Quality refers to the ability of a product or service to consistently meet or exceed customer requirements or expectations.
Identify the different aspects and determinants of product quality
- Some of these consequences of poor quality include loss of business, liability, decreased productivity, and increased costs.
- Good quality has its own costs, including prevention, appraisal, and failure.
- Successful management of quality requires that managers have insights on various aspects of quality such as understanding the costs and benefits of quality and recognizing the consequences of poor quality.
- Understanding the determants of quality, such as design of the product and the “ease of use” of the product, will help managers price the products accordingly.
- return on quality: An internal management approach that evaluates the financial return of investments in quality.
- quality: The ability of a product or service to consistently meet or exceed customer requirements or expectations.
Broadly defined, quality refers to the ability of a product or service to consistently meet or exceed customer requirements or expectations. Different customers will have different expectations, so a working definition of quality is customer-dependent. When discussing quality one must consider design, production, and service.

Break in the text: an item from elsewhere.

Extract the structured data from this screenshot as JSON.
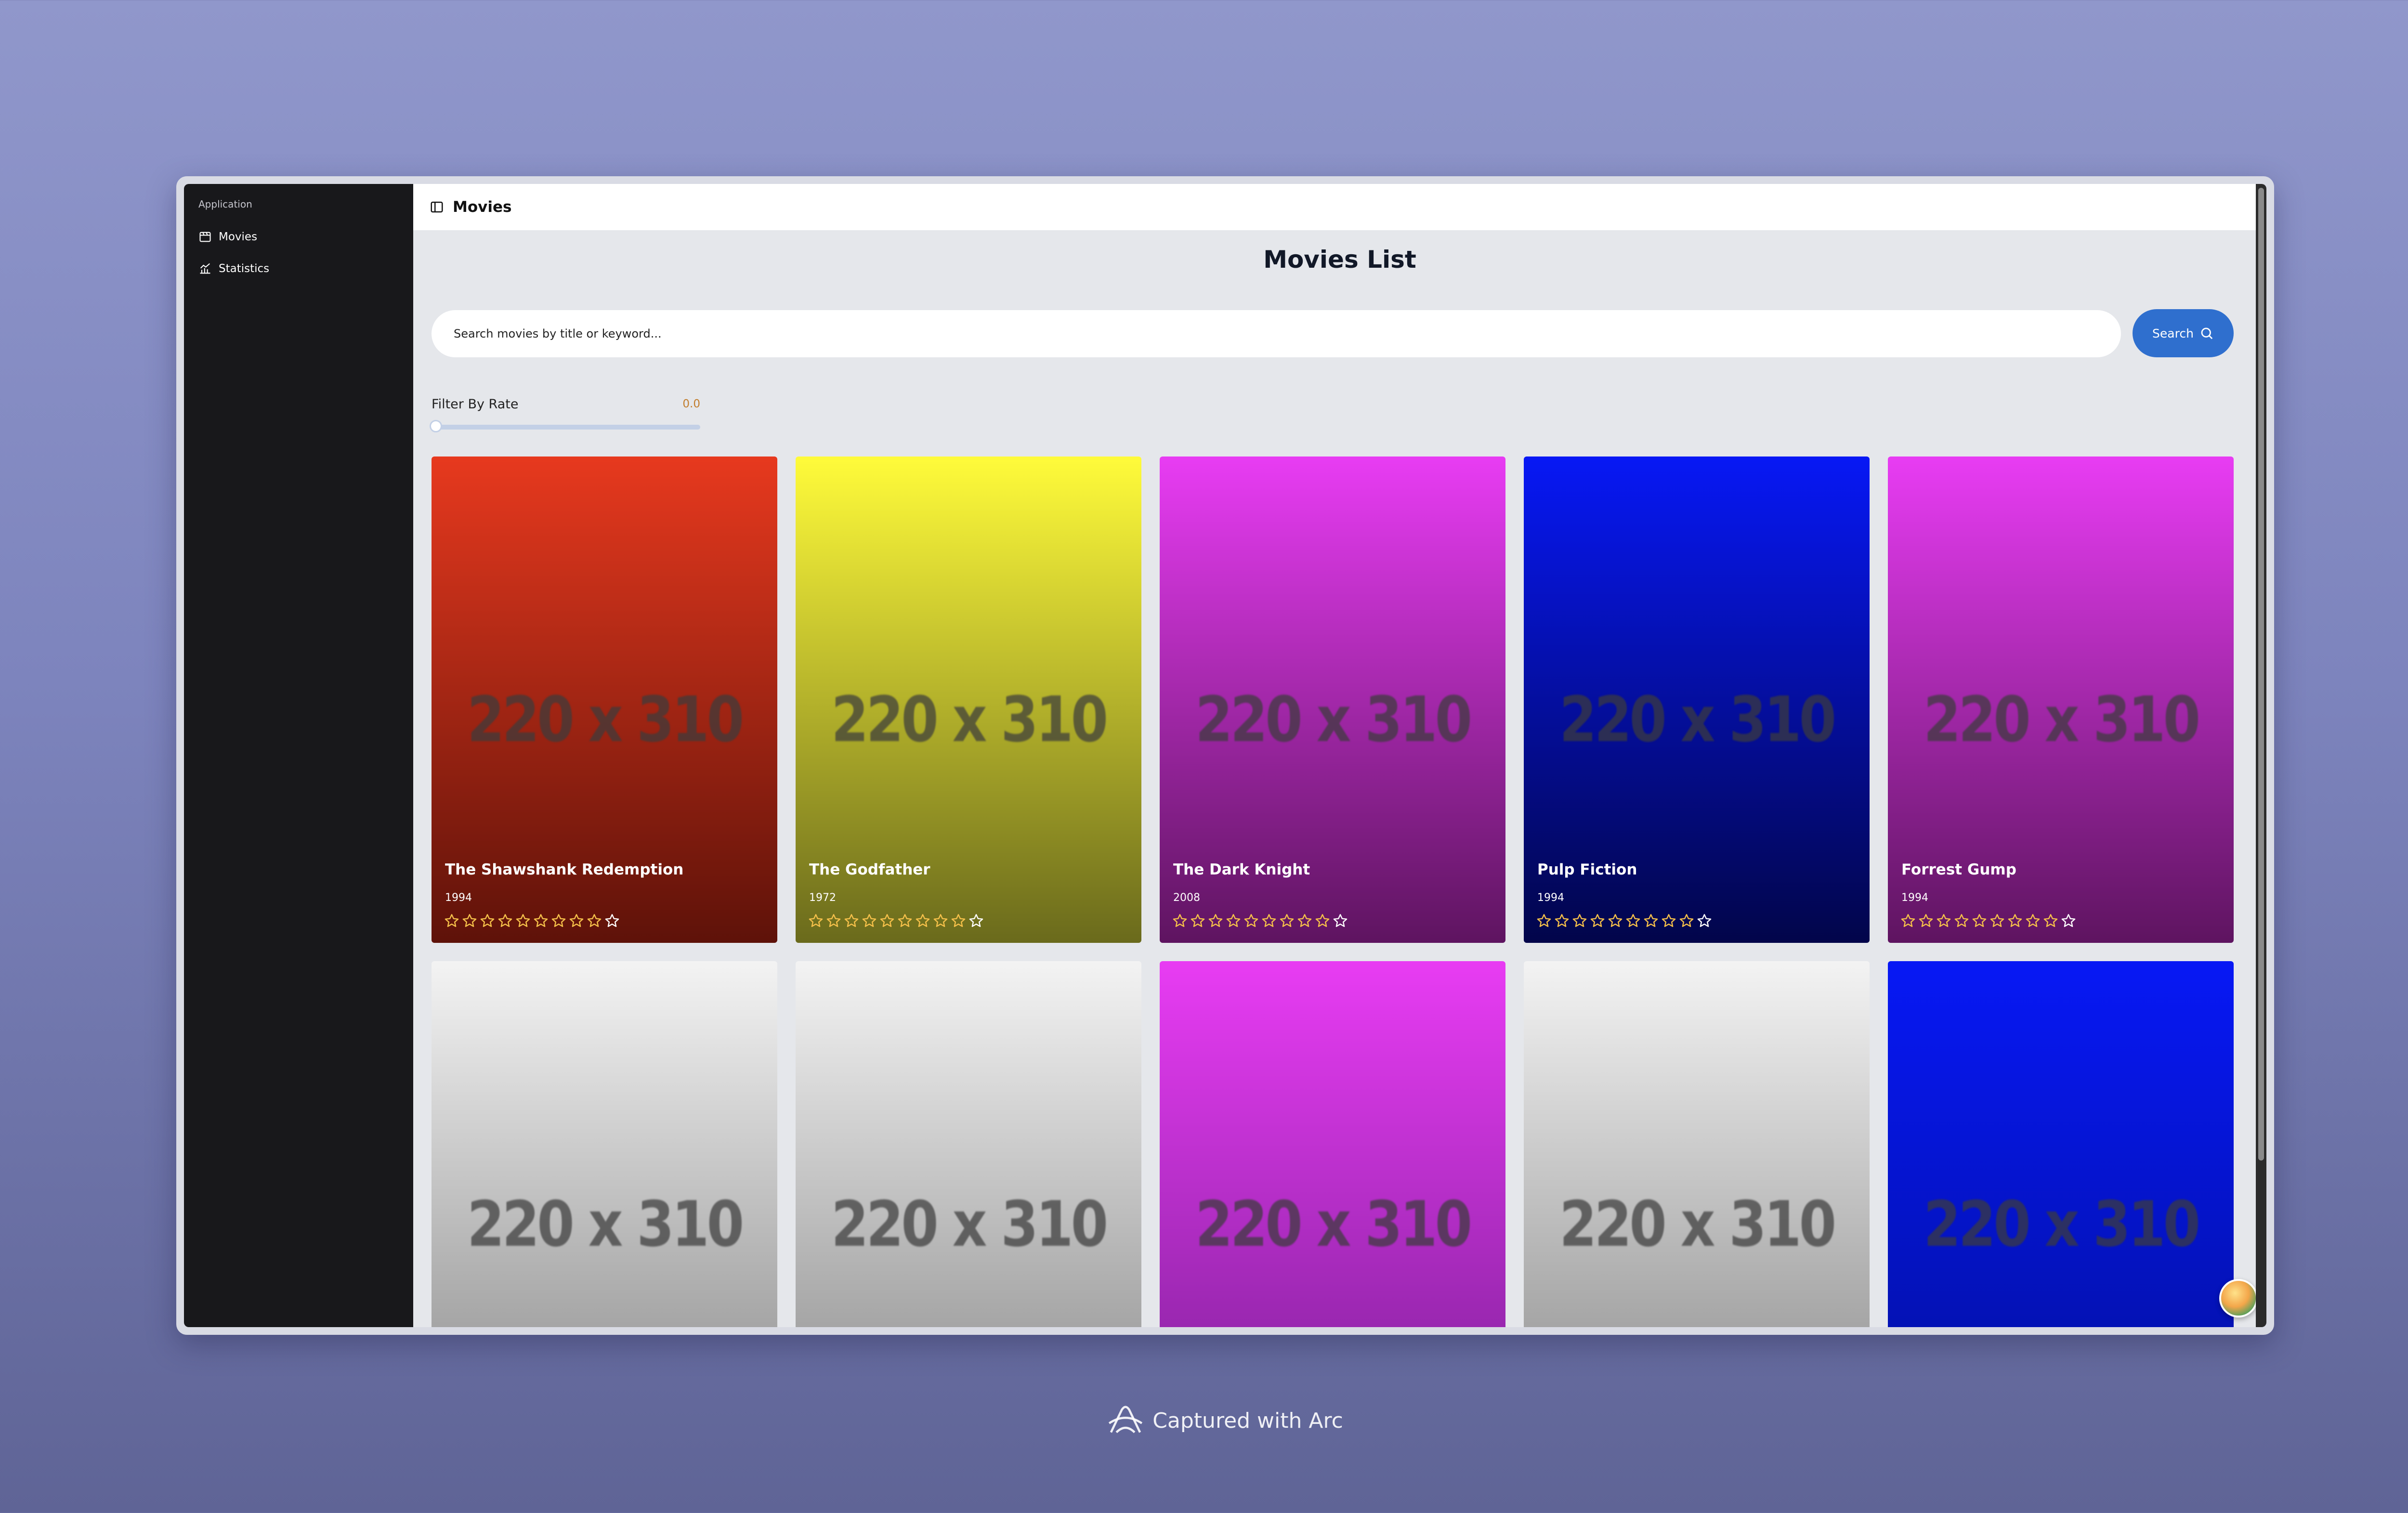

In a culmination of efforts, it begins with careful assessment of what the customers want, then translating this information into technical specifications to which goods or services must conform. The specifications guide product and service design, process design, production of goods and delivery of services, and service after the sale or delivery.

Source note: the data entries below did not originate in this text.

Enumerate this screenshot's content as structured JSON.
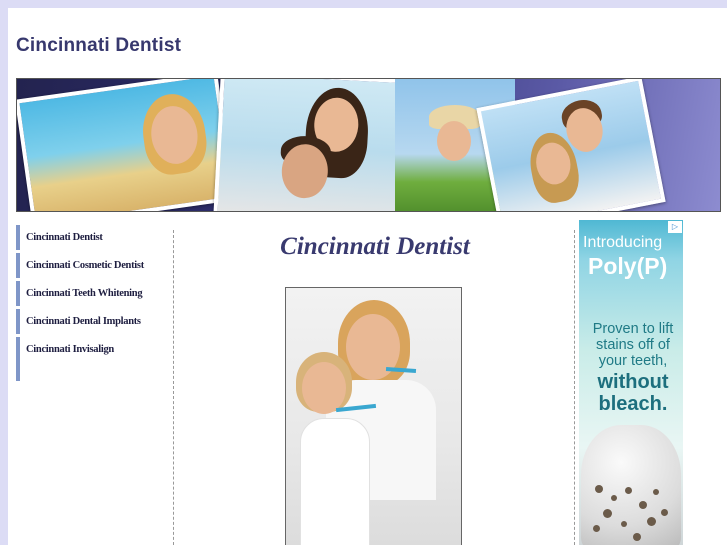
{
  "header": {
    "site_title": "Cincinnati Dentist"
  },
  "sidebar": {
    "items": [
      {
        "label": "Cincinnati Dentist"
      },
      {
        "label": "Cincinnati Cosmetic Dentist"
      },
      {
        "label": "Cincinnati Teeth Whitening"
      },
      {
        "label": "Cincinnati Dental Implants"
      },
      {
        "label": "Cincinnati Invisalign"
      }
    ]
  },
  "main": {
    "heading": "Cincinnati Dentist"
  },
  "ad": {
    "badge": "▷",
    "line1": "Introducing",
    "line2": "Poly(P)",
    "line3": "Proven to lift stains off of your teeth,",
    "line4": "without bleach."
  },
  "colors": {
    "page_background": "#dcdcf5",
    "title": "#37386e",
    "nav_border": "#7f96c8"
  }
}
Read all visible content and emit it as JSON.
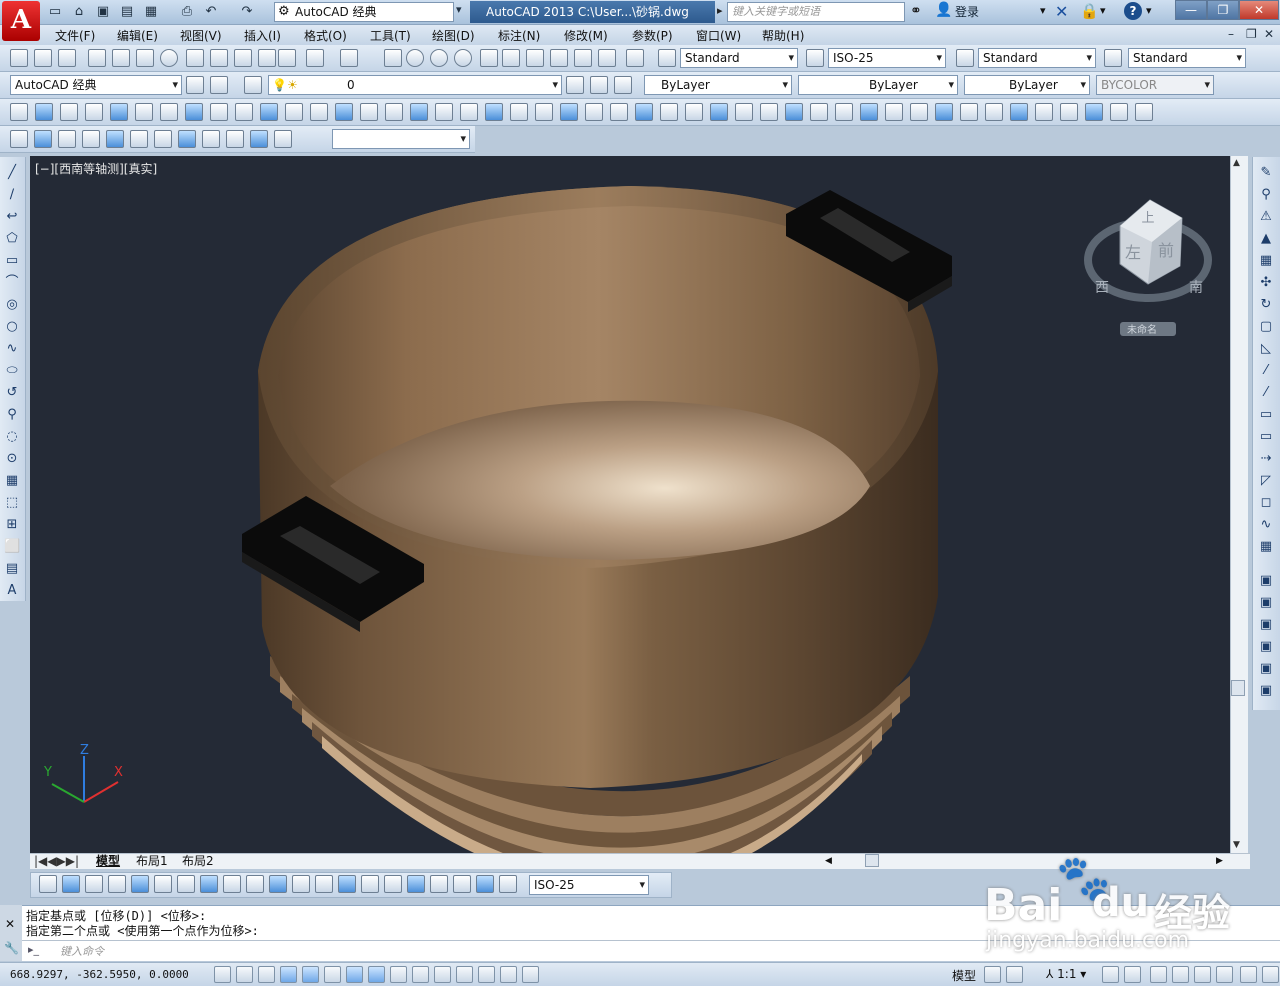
{
  "app": {
    "logo_letter": "A",
    "workspace": "AutoCAD 经典",
    "title": "AutoCAD 2013     C:\\User...\\砂锅.dwg",
    "search_placeholder": "键入关键字或短语",
    "login": "登录",
    "help": "?"
  },
  "menu": [
    "文件(F)",
    "编辑(E)",
    "视图(V)",
    "插入(I)",
    "格式(O)",
    "工具(T)",
    "绘图(D)",
    "标注(N)",
    "修改(M)",
    "参数(P)",
    "窗口(W)",
    "帮助(H)"
  ],
  "styles": {
    "text_style": "Standard",
    "dim_style": "ISO-25",
    "table_style": "Standard",
    "mleader_style": "Standard"
  },
  "layers": {
    "workspace": "AutoCAD 经典",
    "current_layer": "0",
    "color": "ByLayer",
    "linetype": "ByLayer",
    "lineweight": "ByLayer",
    "plotstyle": "BYCOLOR"
  },
  "viewport": {
    "label": "[−][西南等轴测][真实]",
    "bg": "#242a36",
    "viewcube": {
      "top": "上",
      "left": "左",
      "front": "前",
      "compass_w": "西",
      "compass_s": "南",
      "ucs": "未命名"
    },
    "ucs_x": "X",
    "ucs_y": "Y",
    "ucs_z": "Z"
  },
  "layout_tabs": [
    "模型",
    "布局1",
    "布局2"
  ],
  "dim_toolbar": {
    "dim_style": "ISO-25"
  },
  "command": {
    "line1": "指定基点或 [位移(D)] <位移>:",
    "line2": "指定第二个点或 <使用第一个点作为位移>:",
    "placeholder": "键入命令"
  },
  "status": {
    "coords": "668.9297, -362.5950, 0.0000",
    "model": "模型",
    "scale": "1:1"
  },
  "watermark": {
    "brand": "Bai",
    "brand2": "du",
    "sub": "经验",
    "url": "jingyan.baidu.com"
  },
  "colors": {
    "pot": "#8a6a4c",
    "handle": "#0a0a0a",
    "accent": "#2d5a8e"
  }
}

Some of these consequences of poor quality include loss of business, liability, decreased productivity, and increased costs. However, good quality has its own costs, including prevention, appraisal, and failure. A recent and more effective approach is discovering ways to prevent problems, instead of trying to fix them once they occur. This will ultimately decrease the cost of good quality in the long run.
There are several costs associated with quality:
- Appraisal costs – costs of activities designed to ensure quality or uncover defects
- Prevention costs – costs of prevention defects from occurring
- Failure costs – Costs caused by defective parts or products or by faulty services
- Internal failures – failures discovered during production
- External failures – failures discovered after delivery to the customer
- Return on quality (ROQ) – an approach that evaluates the financial return of investments in quality
Successful management of quality requires that managers have insights on various aspects of quality. These include defining quality in operational terms, understanding the costs and benefits of quality, recognizing the consequences of poor quality and recognizing the need for ethical behavior. Understanding dimensions that customers use to judge the quality of a product or service helps organizations meet customer expectations.
Dimensions of Product Quality
- Performance– main characteristics of the product
- Aesthetics– appearance, feel, smell, taste
- Special features– extra characteristics
- Conformance – how well the product conforms to design specifications
- Reliability– consistency of performance
- Durability– the useful life of the product
- Perceived quality– indirect evaluation of quality
- Service-ability– handling of complaints or repairs
Determinants of Quality
- Quality of Design – intention of designers to include or exclude features in a product or service. The starting point of producing quality in products begins in the “design phase”. Designing decisions may involve product or service size, shape and location. When making designs, designers must keep in mind customer wants, production or service capabilities, safety and liability, costs, and other similar considerations.
- Quality of conformance – refers to the degree to which goods and services conform to the intent of the designer. Quality of conformance can easily be affected by factors like: capability of equipment used, skills, training, and motivation of workers, extent to which the design lends itself to production, the monitoring process to assess conformance, and the taking of corrective action.
- Ease of use – refers to the ease of usage of the product or services for the customers. The term “ease of use” refers to user instructions. Designing a product with “ease of use” increases the chances that the product will be used in its intended design and it will continue to function properly and safely. Without ease of use, companies may lose customers, face sales returns, or legal problems from product injuries. Ease of use also applies to services. Manufacturers must make sure that directions for unpacking, assembling, using, maintaining, and adjusting the product are included. Directions for “What to do when something goes wrong” should also be included. Ease of use makes a consumer very happy and can help retain customers.